Output must match the records, character for character.
(Supplied material begins)
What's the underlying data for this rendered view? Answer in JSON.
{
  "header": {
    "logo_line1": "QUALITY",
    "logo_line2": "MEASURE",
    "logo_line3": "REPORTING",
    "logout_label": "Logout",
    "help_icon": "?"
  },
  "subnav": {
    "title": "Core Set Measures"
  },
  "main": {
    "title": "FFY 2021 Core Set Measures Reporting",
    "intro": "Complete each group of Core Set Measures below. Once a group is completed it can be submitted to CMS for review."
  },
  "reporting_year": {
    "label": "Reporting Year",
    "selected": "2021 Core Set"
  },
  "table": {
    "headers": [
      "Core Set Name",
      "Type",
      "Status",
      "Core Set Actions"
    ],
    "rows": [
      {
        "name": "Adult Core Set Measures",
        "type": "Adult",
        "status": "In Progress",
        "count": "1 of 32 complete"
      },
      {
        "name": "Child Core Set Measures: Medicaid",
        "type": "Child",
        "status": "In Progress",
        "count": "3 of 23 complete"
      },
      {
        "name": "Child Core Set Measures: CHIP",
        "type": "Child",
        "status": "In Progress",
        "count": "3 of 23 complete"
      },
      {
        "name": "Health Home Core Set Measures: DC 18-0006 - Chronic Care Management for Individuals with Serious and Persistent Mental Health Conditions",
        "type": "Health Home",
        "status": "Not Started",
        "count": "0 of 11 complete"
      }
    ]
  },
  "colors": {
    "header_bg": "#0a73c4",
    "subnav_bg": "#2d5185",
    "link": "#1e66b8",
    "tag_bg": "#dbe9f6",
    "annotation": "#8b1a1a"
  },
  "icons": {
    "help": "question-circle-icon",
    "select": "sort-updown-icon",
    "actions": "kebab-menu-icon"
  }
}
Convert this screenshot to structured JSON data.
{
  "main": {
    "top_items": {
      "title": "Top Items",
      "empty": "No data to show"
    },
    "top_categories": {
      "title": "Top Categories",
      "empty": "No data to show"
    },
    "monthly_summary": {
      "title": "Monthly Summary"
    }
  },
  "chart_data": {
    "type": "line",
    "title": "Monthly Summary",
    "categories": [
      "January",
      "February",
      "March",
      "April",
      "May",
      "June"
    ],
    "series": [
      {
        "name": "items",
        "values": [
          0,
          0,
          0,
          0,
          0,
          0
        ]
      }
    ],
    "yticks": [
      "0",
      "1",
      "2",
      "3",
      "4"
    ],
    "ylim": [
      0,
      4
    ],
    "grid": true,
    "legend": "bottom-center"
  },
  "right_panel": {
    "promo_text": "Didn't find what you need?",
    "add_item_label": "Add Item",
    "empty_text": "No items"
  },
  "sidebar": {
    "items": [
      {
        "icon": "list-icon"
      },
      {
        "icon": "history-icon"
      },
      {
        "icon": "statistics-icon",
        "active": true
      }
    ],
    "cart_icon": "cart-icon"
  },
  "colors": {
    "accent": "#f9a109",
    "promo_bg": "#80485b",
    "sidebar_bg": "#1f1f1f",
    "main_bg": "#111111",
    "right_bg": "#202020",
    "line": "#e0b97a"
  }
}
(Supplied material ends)
* [Answer section]:
What's the underlying data for this rendered view? Answer in JSON.
{
  "header": {
    "logo_line1": "QUALITY",
    "logo_line2": "MEASURE",
    "logo_line3": "REPORTING",
    "logout_label": "Logout",
    "help_icon": "?"
  },
  "subnav": {
    "title": "Core Set Measures"
  },
  "main": {
    "title": "FFY 2021 Core Set Measures Reporting",
    "intro": "Complete each group of Core Set Measures below. Once a group is completed it can be submitted to CMS for review."
  },
  "reporting_year": {
    "label": "Reporting Year",
    "selected": "2021 Core Set"
  },
  "table": {
    "headers": [
      "Core Set Name",
      "Type",
      "Status",
      "Core Set Actions"
    ],
    "rows": [
      {
        "name": "Adult Core Set Measures",
        "type": "Adult",
        "status": "In Progress",
        "count": "1 of 32 complete"
      },
      {
        "name": "Child Core Set Measures: Medicaid",
        "type": "Child",
        "status": "In Progress",
        "count": "3 of 23 complete"
      },
      {
        "name": "Child Core Set Measures: CHIP",
        "type": "Child",
        "status": "In Progress",
        "count": "3 of 23 complete"
      },
      {
        "name": "Health Home Core Set Measures: DC 18-0006 - Chronic Care Management for Individuals with Serious and Persistent Mental Health Conditions",
        "type": "Health Home",
        "status": "Not Started",
        "count": "0 of 11 complete"
      }
    ]
  },
  "colors": {
    "header_bg": "#0a73c4",
    "subnav_bg": "#2d5185",
    "link": "#1e66b8",
    "tag_bg": "#dbe9f6",
    "annotation": "#8b1a1a"
  },
  "icons": {
    "help": "question-circle-icon",
    "select": "sort-updown-icon",
    "actions": "kebab-menu-icon"
  }
}
Convert this screenshot to structured JSON data.
{
  "main": {
    "top_items": {
      "title": "Top Items",
      "empty": "No data to show"
    },
    "top_categories": {
      "title": "Top Categories",
      "empty": "No data to show"
    },
    "monthly_summary": {
      "title": "Monthly Summary"
    }
  },
  "chart_data": {
    "type": "line",
    "title": "Monthly Summary",
    "categories": [
      "January",
      "February",
      "March",
      "April",
      "May",
      "June"
    ],
    "series": [
      {
        "name": "items",
        "values": [
          0,
          0,
          0,
          0,
          0,
          0
        ]
      }
    ],
    "yticks": [
      "0",
      "1",
      "2",
      "3",
      "4"
    ],
    "ylim": [
      0,
      4
    ],
    "grid": true,
    "legend": "bottom-center"
  },
  "right_panel": {
    "promo_text": "Didn't find what you need?",
    "add_item_label": "Add Item",
    "empty_text": "No items"
  },
  "sidebar": {
    "items": [
      {
        "icon": "list-icon"
      },
      {
        "icon": "history-icon"
      },
      {
        "icon": "statistics-icon",
        "active": true
      }
    ],
    "cart_icon": "cart-icon"
  },
  "colors": {
    "accent": "#f9a109",
    "promo_bg": "#80485b",
    "sidebar_bg": "#1f1f1f",
    "main_bg": "#111111",
    "right_bg": "#202020",
    "line": "#e0b97a"
  }
}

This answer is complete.